Egypt’s president visits troops in embattled north Sinai

Thirteen soldiers were also wounded.


The rebels say they are acting in response to the bloody repression launched by the authorities after Morsi’s overthrow, which has seen at least 1,400 people killed and thousands more jailed.

News agencies are reporting that ISIS said that the rockets had been in retaliation for the support Israel gave to the armed forces of Egypt on Wednesday after militants had attacked a number of checkpoints the Egyptian army had set up in northern Sinai.

The insurgency, aimed at toppling the Cairo government, has intensified since the army ousted Islamist president Mohamed Mursi after mass protests against his rule in 2013.

Courts have sentenced hundreds to death, including Morsi, who was convicted of involvement in attacks on police stations.

As a safety precaution, the Israeli military has closed a southern highway which runs through the Egyptian border.

Combat operations continued in the area late Saturday, with the Egyptian army saying Apache attack helicopters fired missiles at groups of extremists, killing 10 of them. Tuesday, President el-Sisi trumpeted his desire to bring ISIS to its knees.

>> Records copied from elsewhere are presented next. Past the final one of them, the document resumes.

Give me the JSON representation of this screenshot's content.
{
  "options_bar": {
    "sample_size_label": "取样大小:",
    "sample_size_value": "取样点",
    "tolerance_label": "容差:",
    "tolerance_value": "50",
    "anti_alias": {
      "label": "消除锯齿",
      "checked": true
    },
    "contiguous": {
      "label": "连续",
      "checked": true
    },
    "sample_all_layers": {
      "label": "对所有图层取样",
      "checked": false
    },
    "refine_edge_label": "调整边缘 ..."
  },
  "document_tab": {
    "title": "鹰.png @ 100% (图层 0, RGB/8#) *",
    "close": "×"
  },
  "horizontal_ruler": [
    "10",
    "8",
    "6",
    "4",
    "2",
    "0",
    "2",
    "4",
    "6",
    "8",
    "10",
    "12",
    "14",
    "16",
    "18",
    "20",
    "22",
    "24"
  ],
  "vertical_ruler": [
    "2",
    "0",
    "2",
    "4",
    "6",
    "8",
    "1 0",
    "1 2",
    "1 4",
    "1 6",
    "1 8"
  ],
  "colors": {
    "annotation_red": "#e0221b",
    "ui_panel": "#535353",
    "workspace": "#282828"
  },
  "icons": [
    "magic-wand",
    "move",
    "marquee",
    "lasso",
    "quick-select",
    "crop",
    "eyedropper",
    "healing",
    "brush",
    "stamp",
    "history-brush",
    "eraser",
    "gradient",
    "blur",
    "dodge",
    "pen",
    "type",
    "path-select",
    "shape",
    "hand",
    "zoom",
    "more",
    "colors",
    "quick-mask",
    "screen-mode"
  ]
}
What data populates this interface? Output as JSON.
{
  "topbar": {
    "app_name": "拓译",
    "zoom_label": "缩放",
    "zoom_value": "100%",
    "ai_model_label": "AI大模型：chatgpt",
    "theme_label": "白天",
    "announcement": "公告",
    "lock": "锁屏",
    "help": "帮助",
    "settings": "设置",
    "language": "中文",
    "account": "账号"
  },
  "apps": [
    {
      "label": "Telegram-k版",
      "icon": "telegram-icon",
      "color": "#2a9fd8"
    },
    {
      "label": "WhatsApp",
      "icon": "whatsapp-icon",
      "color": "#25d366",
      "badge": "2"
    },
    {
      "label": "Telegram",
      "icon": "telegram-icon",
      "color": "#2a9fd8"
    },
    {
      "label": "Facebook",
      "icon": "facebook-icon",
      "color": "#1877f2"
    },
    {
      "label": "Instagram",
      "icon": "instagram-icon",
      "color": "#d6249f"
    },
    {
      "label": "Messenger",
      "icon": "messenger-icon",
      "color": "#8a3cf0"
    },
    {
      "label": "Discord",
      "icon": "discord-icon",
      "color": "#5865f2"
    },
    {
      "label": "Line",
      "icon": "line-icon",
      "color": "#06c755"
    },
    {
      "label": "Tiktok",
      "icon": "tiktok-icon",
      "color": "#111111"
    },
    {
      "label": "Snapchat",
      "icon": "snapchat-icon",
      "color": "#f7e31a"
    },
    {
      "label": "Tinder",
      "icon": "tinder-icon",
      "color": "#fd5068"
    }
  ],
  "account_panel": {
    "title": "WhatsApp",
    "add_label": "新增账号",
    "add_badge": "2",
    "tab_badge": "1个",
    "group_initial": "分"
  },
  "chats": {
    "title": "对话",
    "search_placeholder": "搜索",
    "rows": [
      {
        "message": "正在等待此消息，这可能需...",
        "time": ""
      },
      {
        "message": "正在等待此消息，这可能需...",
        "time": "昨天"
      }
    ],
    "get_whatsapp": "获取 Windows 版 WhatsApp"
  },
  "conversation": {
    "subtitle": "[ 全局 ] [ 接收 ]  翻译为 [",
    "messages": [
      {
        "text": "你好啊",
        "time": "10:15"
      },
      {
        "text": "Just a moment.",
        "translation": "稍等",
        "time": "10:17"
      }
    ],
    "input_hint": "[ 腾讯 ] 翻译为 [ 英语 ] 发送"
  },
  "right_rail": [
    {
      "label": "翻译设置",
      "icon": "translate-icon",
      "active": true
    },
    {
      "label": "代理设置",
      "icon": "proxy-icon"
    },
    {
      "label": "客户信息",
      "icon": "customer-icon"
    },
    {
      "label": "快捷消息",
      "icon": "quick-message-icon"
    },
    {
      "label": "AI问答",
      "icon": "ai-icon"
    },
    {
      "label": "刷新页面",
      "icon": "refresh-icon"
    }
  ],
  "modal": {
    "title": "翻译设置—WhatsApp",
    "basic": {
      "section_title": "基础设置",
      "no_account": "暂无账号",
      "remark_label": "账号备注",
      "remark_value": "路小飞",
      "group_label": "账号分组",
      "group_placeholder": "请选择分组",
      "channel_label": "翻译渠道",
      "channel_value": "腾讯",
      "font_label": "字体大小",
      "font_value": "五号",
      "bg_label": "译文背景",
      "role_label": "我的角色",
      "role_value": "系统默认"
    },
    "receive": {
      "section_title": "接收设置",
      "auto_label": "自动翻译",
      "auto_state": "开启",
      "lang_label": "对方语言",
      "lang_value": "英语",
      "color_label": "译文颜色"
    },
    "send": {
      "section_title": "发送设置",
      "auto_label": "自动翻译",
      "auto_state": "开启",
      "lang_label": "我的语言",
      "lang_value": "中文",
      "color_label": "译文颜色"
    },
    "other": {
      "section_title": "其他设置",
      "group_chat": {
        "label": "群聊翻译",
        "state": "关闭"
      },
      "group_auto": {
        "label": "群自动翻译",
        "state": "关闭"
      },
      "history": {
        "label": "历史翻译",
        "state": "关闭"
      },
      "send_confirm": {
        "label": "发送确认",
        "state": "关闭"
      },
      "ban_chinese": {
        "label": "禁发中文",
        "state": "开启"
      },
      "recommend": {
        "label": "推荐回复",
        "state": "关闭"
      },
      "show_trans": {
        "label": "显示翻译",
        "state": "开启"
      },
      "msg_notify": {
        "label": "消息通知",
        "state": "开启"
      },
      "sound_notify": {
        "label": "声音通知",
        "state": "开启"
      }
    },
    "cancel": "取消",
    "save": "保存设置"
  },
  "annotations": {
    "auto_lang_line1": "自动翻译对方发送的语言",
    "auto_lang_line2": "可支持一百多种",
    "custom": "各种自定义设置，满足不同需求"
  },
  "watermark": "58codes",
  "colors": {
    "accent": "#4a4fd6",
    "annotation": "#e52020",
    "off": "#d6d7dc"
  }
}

“The judiciary is restricted by laws, and swift justice is also restricted by laws. El-Sissi has not addressed the public since the Sinai battles erupted.

Soldiers, policemen, civilians and militants were among the dead.

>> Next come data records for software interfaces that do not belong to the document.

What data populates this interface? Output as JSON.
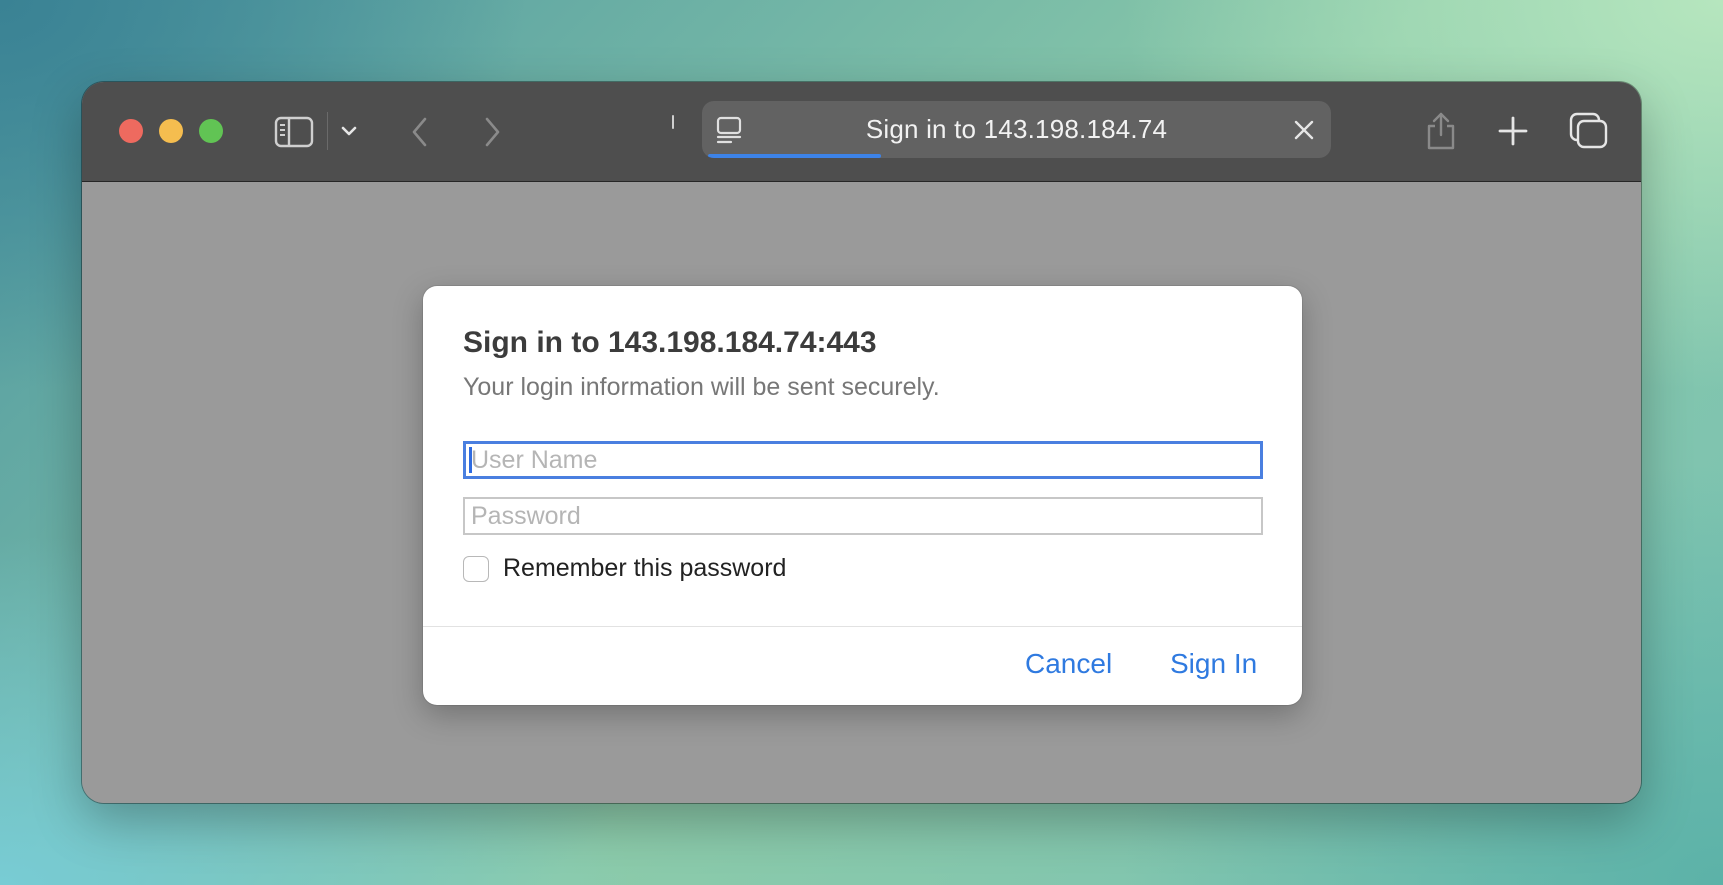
{
  "browser": {
    "address_title": "Sign in to 143.198.184.74",
    "page_load_progress": 0.28
  },
  "dialog": {
    "title": "Sign in to 143.198.184.74:443",
    "subtitle": "Your login information will be sent securely.",
    "username_placeholder": "User Name",
    "username_value": "",
    "password_placeholder": "Password",
    "password_value": "",
    "remember_label": "Remember this password",
    "remember_checked": false,
    "cancel_label": "Cancel",
    "signin_label": "Sign In"
  },
  "icons": {
    "sidebar": "sidebar-icon",
    "chevron": "chevron-down-icon",
    "back": "chevron-left-icon",
    "forward": "chevron-right-icon",
    "reader": "reader-mode-icon",
    "stop": "close-icon",
    "share": "share-icon",
    "new_tab": "plus-icon",
    "tab_overview": "tab-overview-icon"
  },
  "colors": {
    "accent": "#2f7ae0",
    "progress": "#3d83e8",
    "traffic_close": "#ee6a5f",
    "traffic_minimize": "#f5bd4f",
    "traffic_zoom": "#61c454"
  }
}
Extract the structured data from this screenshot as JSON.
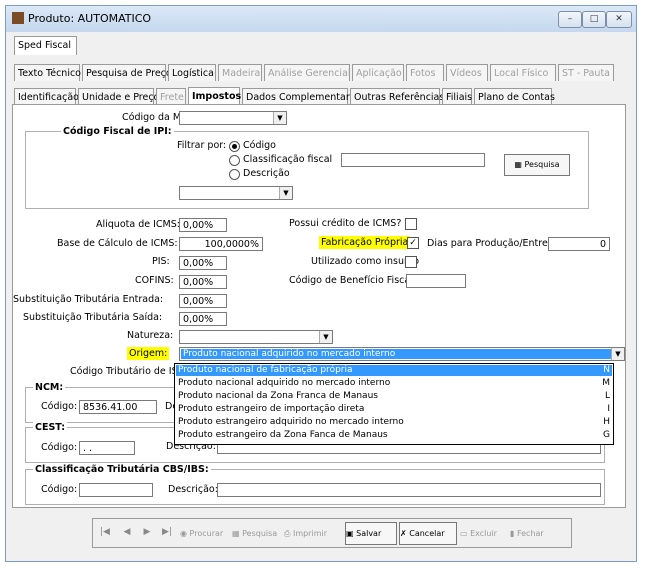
{
  "window": {
    "title": "Produto: AUTOMATICO"
  },
  "tabs_row1": [
    "Sped Fiscal"
  ],
  "tabs_row2": [
    "Texto Técnico",
    "Pesquisa de Preço",
    "Logística",
    "Madeira",
    "Análise Gerencial",
    "Aplicação",
    "Fotos",
    "Vídeos",
    "Local Físico",
    "ST - Pauta"
  ],
  "tabs_row3": [
    "Identificação",
    "Unidade e Preço",
    "Frete",
    "Impostos",
    "Dados Complementares",
    "Outras Referências",
    "Filiais",
    "Plano de Contas"
  ],
  "form": {
    "codigo_mensagem_label": "Código da Mensagem:",
    "ipi_group_title": "Código Fiscal de IPI:",
    "filtrar_label": "Filtrar por:",
    "radio_codigo": "Código",
    "radio_classificacao": "Classificação fiscal",
    "radio_descricao": "Descrição",
    "pesquisa_button": "Pesquisa",
    "aliquota_icms_label": "Aliquota de ICMS:",
    "aliquota_icms_value": "0,00%",
    "base_calculo_label": "Base de Cálculo de ICMS:",
    "base_calculo_value": "100,0000%",
    "pis_label": "PIS:",
    "pis_value": "0,00%",
    "cofins_label": "COFINS:",
    "cofins_value": "0,00%",
    "subst_entrada_label": "Substituição Tributária Entrada:",
    "subst_entrada_value": "0,00%",
    "subst_saida_label": "Substituição Tributária Saída:",
    "subst_saida_value": "0,00%",
    "natureza_label": "Natureza:",
    "origem_label": "Origem:",
    "origem_value": "Produto nacional adquirido no mercado interno",
    "cod_trib_iss_label": "Código Tributário de ISS:",
    "credito_icms_label": "Possui crédito de ICMS?",
    "fabricacao_propria_label": "Fabricação Própria",
    "dias_producao_label": "Dias para Produção/Entrega:",
    "dias_producao_value": "0",
    "utilizado_insumo_label": "Utilizado como insumo",
    "beneficio_fiscal_label": "Código de Benefício Fiscal:",
    "ncm_title": "NCM:",
    "ncm_codigo_label": "Código:",
    "ncm_codigo_value": "8536.41.00",
    "ncm_desc_label": "De",
    "cest_title": "CEST:",
    "cest_codigo_label": "Código:",
    "cest_codigo_value": ". .",
    "cest_desc_label": "Descrição:",
    "cbs_title": "Classificação Tributária CBS/IBS:",
    "cbs_codigo_label": "Código:",
    "cbs_desc_label": "Descrição:"
  },
  "origem_options": [
    {
      "label": "Produto nacional de fabricação própria",
      "code": "N"
    },
    {
      "label": "Produto nacional adquirido no mercado interno",
      "code": "M"
    },
    {
      "label": "Produto nacional da Zona Franca de Manaus",
      "code": "L"
    },
    {
      "label": "Produto estrangeiro de importação direta",
      "code": "I"
    },
    {
      "label": "Produto estrangeiro adquirido no mercado interno",
      "code": "H"
    },
    {
      "label": "Produto estrangeiro da Zona Fanca de Manaus",
      "code": "G"
    }
  ],
  "toolbar": {
    "procurar": "Procurar",
    "pesquisa": "Pesquisa",
    "imprimir": "Imprimir",
    "salvar": "Salvar",
    "cancelar": "Cancelar",
    "excluir": "Excluir",
    "fechar": "Fechar"
  },
  "colors": {
    "highlight": "#ffff00",
    "selection": "#3399ff",
    "titlebar": "#c5d8ee"
  }
}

The Islamic State jihadist group mostly operates in Iraq and Syria, but it is also known to have affiliates in North Africa, Yemen, Pakistan and Afghanistan.

ISIL-linked militants claimed they launched three rockets towards southern Israel from Sinai on Friday. The Brotherhood responded by calling for a “rebellion”, raising the prospect of a further uptick in violence.

Spokesman, Brig. Gen. Mohammed Samir released graphic pictures on his official Facebook page showing the camouflage-clad corpses of what it said were militants involved in the attack.

Witnesses said remains of the jihadists were still sitting in vehicles pulverized by the Egyptian military, adds the NYT.

“This incident is a game-changer”, an official told Reuters on condition of anonymity.


“So long as the Egyptian army is present, no one will be able to terrorize Egyptians”, a confident al-Sissi said.

Agencies     Reuters